Goals are always great to set. But as often happens, when people set goals, they don’t revisit them. Take into account the intentionality to set aside time to revisit students’ goals with them individually when you have your bi-weekly or monthly conversations with them.

Here’s to a great 2022 and the hope this year will be better than the last two. Your year is what you make it. You can encourage your students that their goals are within reach because it requires determination and grit. Tweet me at @danagoodier and use the hashtags #studentgoals #TBBlogger with some ways you’ve worked with your students to set their goals this January!

About Dana Goodier

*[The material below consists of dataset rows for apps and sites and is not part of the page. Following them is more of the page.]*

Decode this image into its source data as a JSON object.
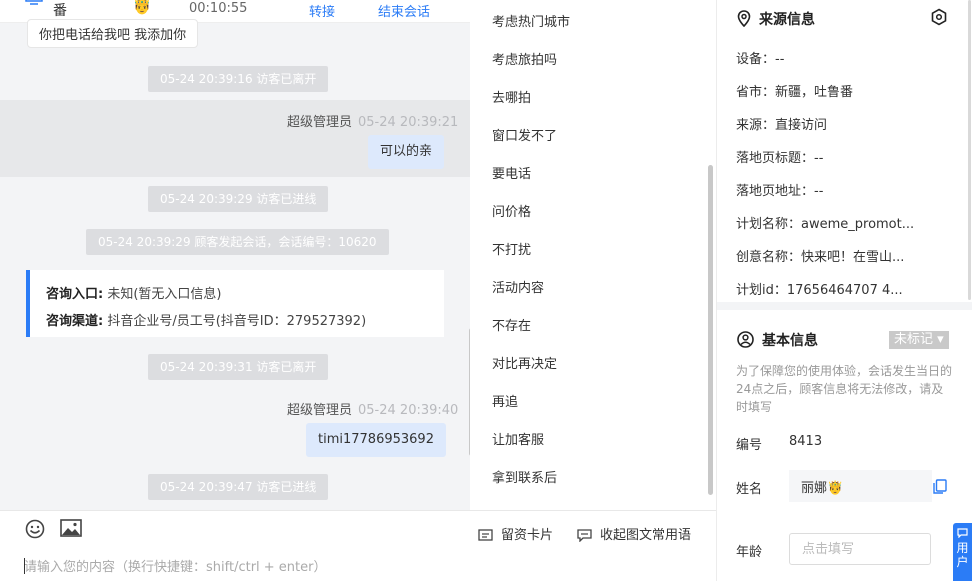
{
  "chat": {
    "header": {
      "visitor_name": "番",
      "timer": "00:10:55",
      "transfer_label": "转接",
      "end_label": "结束会话"
    },
    "partial_bubble": "你把电话给我吧  我添加你",
    "system_messages": [
      "05-24 20:39:16 访客已离开",
      "05-24 20:39:29 访客已进线",
      "05-24 20:39:29 顾客发起会话，会话编号：10620",
      "05-24 20:39:31 访客已离开",
      "05-24 20:39:47 访客已进线"
    ],
    "agent_messages": [
      {
        "sender": "超级管理员",
        "time": "05-24 20:39:21",
        "text": "可以的亲"
      },
      {
        "sender": "超级管理员",
        "time": "05-24 20:39:40",
        "text": "timi17786953692"
      }
    ],
    "consult_card": {
      "entry_label": "咨询入口:",
      "entry_value": " 未知(暂无入口信息)",
      "channel_label": "咨询渠道:",
      "channel_value": " 抖音企业号/员工号(抖音号ID：279527392)"
    }
  },
  "input_area": {
    "placeholder": "请输入您的内容（换行快捷键：shift/ctrl + enter）",
    "card_label": "留资卡片",
    "collapse_label": "收起图文常用语"
  },
  "quick_replies": [
    "考虑热门城市",
    "考虑旅拍吗",
    "去哪拍",
    "窗口发不了",
    "要电话",
    "问价格",
    "不打扰",
    "活动内容",
    "不存在",
    "对比再决定",
    "再追",
    "让加客服",
    "拿到联系后"
  ],
  "source_info": {
    "title": "来源信息",
    "rows": [
      "设备：--",
      "省市：新疆，吐鲁番",
      "来源：直接访问",
      "落地页标题：--",
      "落地页地址：--",
      "计划名称：aweme_promot...",
      "创意名称：快来吧！在雪山...",
      "计划id：17656464707 4..."
    ]
  },
  "basic_info": {
    "title": "基本信息",
    "tag_select": "未标记",
    "hint": "为了保障您的使用体验，会话发生当日的24点之后，顾客信息将无法修改，请及时填写",
    "id_label": "编号",
    "id_value": "8413",
    "name_label": "姓名",
    "name_value": "丽娜",
    "age_label": "年龄",
    "age_placeholder": "点击填写",
    "float_label": "用户"
  },
  "colors": {
    "accent": "#2b7cf6",
    "agent_bubble": "#dde9fc",
    "system_badge": "#dcdde0",
    "chat_bg": "#f3f4f6"
  }
}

Dr. Dana Goodier has 20 years of experience in education. She has taught World Languages and English and worked as a middle school administrator. She completed her doctorate degree (Ed.D.) in Educational Leadership early 2020. For her dissertation, she researched reasons parents were opting their students out of high-stakes testing at middle schools and how that affected the district accreditation rating. She often speaks at conferences, providing educators with techniques to minimize off-task behavior and to increase time on task. She is the host of the “Out of the Trenches” podcast, which features educators who share their stories of resiliency. Follow her on Twitter @danagoodier and visit her website at: